  • Switch on all lights, music, and/or television sets 
  • Update any daily information boards, such as weather reports and events 
  • Put out daily newspapers 
  • Check and top up water dispensers and tea and coffee station if applicable 
  • Water plants if applicable 
  • Empty rubbish bins 
  • Check that luggage carts are in the correct places, if applicable 
  • Tidy and top up tourism brochures as required 
  • At the end of the day, turn off lights, music, televisions
  • Lock areas not available to guests overnight 

Hotel exterior and entryways checklist

The exterior of a hotel and its entryways must always be kept clean and look inviting for guests. Often, they have travelled a long way and look forward to seeing a bright and clean hotel waiting for them, and this first impression of the property will play a role in their overall experience. 

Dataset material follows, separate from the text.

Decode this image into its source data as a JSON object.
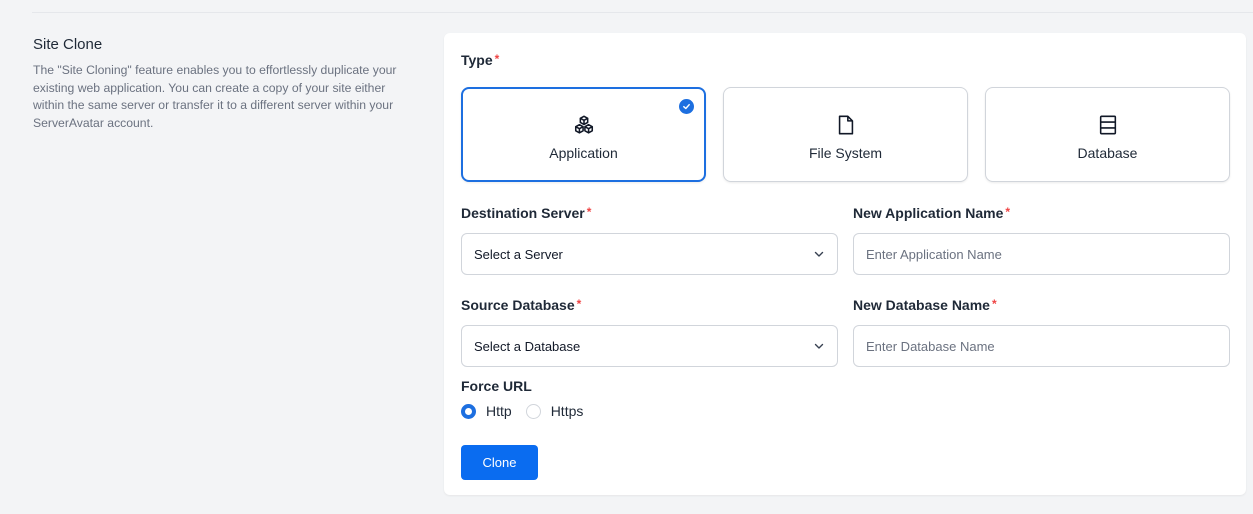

Using a checklist can help to ensure basic duties are carried out either daily or weekly to keep the exterior and entryways in perfect condition. 

  • Put out signage, quickly checking that it is clean and in good condition (no peeling letters or dirt marks) 
  • Check that all lights are working properly
  • Sweep or vacuum floors daily 
  • Mop interior floors daily 
  • Wipe down fingerprints from glass windows/doors 
  • Sanitise door handles and other high-touch areas 
  • Water and check on any plants 
  • Ensure fire and emergency exits are clearly marked 

Hotel lobby toilets checklist

Hotel lobby toilets are some of the most often used common areas in a hotel. Many guests will require the facilities as soon as they arrive, or while they’re waiting for other guests to get ready to go. 

It’s important for staff to be attentive to these areas to maintain the clean, high standards of the hotel. 

  • Clean the toilets at least once per day 
  • Check toilet paper supply
  • Wipe down sinks and benches
  • Top up soap and paper towel dispensers as required 
  • Sweep and mop floors daily 
  • Check all lights are fully functional 
  • Check any automated hand dryers, soap dispensers etc are fully functional 
  • Use a glass cleaner on mirrors 
  • Empty rubbish bins 
  • Sanitise door handles and other high-touch areas

By Dean Elphick

Dean is the Senior Content Marketing Specialist of Little Hotelier, the all-in-one software solution purpose-built to make the lives of small accommodation providers easier. Dean has made writing and creating content his passion for the entirety of his professional life, which includes more than six years at Little Hotelier. Through content, Dean aims to provide education, inspiration, assistance, and, ultimately, value for small accommodation businesses looking to improve the way they run their operations (and live their life).